The likenesses of all four members of The Beatles — from left to right: Paul McCartney, John Lennon, George Harrison and Ringo Starr — were created by artist David Hollier on these vintage Royal typewriters.
Paul’s face is made up of the lyrics from the songs “I’ve Just Seen a Face” and “I Saw Her Standing There.”
John’s facial features were formed from the lyrics of the songs “A Hard Day’s Night” and “Please, Please Me.”
On the face of George (my favorite Beatle) you can read the lyrics from two songs he penned, “I Need You” and “You Like Me Too Much.”
Ringo sang lead on the songs “Boys” and “I Wanna Be Your Man,” so it makes sense that Hollier would have used these songs to recreate his unique visage.
I wish I had been able to get a close up shot of some of the lyrics, but the plexiglass vitrine protecting this artwork from curious hands at the Scope Art Fare also created a pretty gnarly glare. This piece is priced at $10,500 for all four typewriters and the pages wrapped around their rollers! David Hollier is represented by New Apostle Gallery located in Brooklyn, New York.
This vintage metal cocktail tray is absolute perfection and a dream to own for any fan of mid-century modern design! Embellished with a design of assorted Pink Cocktail Glasses and a boarder of prancing Pink Elephants, this 5 x 7-inch tray, officially known as a “tip tray,” was originally sold in sets of four. Currently, lucky collectors can find them in stores that specialize in vintage pop culture collectibles, and on eBay and other auction sites.
Designs inspired by nature form the largest group of more than 10,000 wallpapers in the collection of the Cooper Hewitt Design Museum. Often, a wallpaper theme would tie-in with the room’s use: designs of food were popular for dining rooms and water motifs dominated in bathrooms. The modern bathroom. with a designated space indoors, running water and flush toilets, had been developed by the late nineteenth century. Given the concerns for hygiene and running water, ceramic tiles were the preferred wall-covering because of their durability and sanitary nature. For those on a budget, early wallpapers imitated this look with varnished tile patterns.

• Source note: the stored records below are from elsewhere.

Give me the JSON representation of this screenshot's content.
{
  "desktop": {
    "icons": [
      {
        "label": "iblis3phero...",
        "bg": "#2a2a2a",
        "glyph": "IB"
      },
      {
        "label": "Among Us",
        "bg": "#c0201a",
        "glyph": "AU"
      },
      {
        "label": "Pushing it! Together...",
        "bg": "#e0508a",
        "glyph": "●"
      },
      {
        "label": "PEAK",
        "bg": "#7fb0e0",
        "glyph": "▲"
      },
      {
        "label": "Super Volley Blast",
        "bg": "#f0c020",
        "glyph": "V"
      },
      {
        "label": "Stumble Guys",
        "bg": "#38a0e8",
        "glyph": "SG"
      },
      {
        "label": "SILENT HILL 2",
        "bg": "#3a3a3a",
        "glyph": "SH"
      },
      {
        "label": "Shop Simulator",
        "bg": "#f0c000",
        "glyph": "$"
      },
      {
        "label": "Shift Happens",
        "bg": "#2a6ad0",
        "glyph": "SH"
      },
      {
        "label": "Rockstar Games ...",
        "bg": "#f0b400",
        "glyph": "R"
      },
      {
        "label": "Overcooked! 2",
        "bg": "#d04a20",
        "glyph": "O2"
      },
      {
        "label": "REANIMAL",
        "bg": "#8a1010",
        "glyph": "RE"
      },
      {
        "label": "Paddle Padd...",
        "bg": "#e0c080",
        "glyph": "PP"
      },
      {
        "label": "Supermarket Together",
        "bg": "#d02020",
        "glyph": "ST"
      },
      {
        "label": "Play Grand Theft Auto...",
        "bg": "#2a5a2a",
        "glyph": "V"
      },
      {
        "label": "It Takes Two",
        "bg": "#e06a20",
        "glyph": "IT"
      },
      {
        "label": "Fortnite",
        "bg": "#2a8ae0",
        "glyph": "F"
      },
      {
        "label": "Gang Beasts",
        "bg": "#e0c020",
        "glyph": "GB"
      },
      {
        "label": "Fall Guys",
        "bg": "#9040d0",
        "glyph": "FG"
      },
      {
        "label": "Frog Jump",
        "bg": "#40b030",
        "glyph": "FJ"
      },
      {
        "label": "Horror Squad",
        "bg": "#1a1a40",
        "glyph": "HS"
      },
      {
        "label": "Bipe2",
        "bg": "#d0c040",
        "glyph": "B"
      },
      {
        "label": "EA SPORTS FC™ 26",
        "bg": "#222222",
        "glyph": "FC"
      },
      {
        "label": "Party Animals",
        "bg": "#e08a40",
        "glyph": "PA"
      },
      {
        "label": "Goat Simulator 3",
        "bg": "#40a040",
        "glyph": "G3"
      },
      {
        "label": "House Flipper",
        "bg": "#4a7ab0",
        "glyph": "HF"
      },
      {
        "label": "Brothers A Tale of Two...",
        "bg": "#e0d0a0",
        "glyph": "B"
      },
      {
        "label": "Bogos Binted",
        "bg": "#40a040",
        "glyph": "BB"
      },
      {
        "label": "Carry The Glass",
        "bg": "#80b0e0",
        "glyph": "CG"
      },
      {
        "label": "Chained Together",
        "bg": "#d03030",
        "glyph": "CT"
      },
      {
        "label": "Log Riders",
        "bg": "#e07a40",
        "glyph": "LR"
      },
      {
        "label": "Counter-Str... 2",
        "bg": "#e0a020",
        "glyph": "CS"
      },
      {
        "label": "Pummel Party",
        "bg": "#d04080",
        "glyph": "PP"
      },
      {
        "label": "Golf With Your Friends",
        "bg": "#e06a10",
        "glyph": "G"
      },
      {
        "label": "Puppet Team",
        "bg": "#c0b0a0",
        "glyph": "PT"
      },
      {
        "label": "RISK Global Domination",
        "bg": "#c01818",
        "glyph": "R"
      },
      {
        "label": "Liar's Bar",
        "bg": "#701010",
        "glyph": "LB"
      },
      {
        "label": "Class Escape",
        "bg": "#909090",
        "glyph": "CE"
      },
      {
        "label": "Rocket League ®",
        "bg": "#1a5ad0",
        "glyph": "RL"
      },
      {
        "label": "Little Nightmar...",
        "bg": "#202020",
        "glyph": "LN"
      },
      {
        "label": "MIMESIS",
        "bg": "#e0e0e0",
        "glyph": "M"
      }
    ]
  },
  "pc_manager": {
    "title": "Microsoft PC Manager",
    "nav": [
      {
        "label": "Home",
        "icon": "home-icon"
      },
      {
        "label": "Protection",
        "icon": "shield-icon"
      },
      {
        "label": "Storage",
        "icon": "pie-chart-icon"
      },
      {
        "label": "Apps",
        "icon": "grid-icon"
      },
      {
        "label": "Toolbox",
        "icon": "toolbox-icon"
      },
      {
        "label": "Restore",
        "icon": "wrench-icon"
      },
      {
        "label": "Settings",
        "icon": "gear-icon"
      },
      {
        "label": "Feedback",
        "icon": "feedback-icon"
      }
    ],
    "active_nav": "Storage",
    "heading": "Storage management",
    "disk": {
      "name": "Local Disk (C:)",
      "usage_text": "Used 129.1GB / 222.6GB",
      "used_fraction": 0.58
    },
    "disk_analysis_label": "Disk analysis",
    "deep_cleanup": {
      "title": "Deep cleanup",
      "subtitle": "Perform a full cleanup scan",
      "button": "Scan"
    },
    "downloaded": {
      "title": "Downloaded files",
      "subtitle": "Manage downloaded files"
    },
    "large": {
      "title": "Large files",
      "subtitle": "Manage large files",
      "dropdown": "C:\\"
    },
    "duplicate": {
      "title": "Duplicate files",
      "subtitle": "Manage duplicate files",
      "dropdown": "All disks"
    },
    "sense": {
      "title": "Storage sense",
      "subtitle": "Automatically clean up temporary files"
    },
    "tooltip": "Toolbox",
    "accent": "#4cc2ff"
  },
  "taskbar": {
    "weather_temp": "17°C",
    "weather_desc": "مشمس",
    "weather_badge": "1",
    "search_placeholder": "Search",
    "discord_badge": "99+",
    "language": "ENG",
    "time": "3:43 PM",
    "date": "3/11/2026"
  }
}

Around 1910, bathrooms shifted away from this sterile, hygienic look to become a more pleasant, decorative room that was harmonious with the home’s decor. Some moisture-resistant coverings were introduced in the early 1900‘s, but general-use wallpapers at this time were printed with water-soluble pigments and thus were unsuitable for use in bathrooms.
By 1934, the development of washable wallpapers coincided with a new array of decorative papers that had no hint of their sanitary past; rather, scenic designs featuring more panoramic views, as seen here, became popular, appealing to decorators and homeowners who wanted to bring the outdoors inside.
Sea Beauties Scenic Wallpaper (1920 – 35, Ideal Wall Decoration) seen here in this three-panel set, contains a lively underwater view of fish, shells, coral and plant life in their natural habitat. Multiple sets could be used to wrap around the bathroom, creating an immersive environment.
This early water-resistant design is printed in oil colors, so it could withstand the moisture and occasional splash from the tub, giving the wallpaper both a practical and decorative purpose.
Photographed in the Cooper Hewitt Design Museum in Upper Manhattan.
It has been said that an ‘it bag’ is only an ‘it bag’ if you’re unlikely to ever own one. Characterised by exclusivity, celebrity and exorbitant price tags, ‘it bags’ were first introduced in the mid 1980s, and by the early 1990s small bags emblazoned with corporate designer logos were the accessories in fashion-conscious circles. Glossy advertising campaigns, glamorous brand ambassadors and celebrity style icons, including Lady Diana, encouraged power-dressing executives with high disposable incomes to snap up these luxury wares.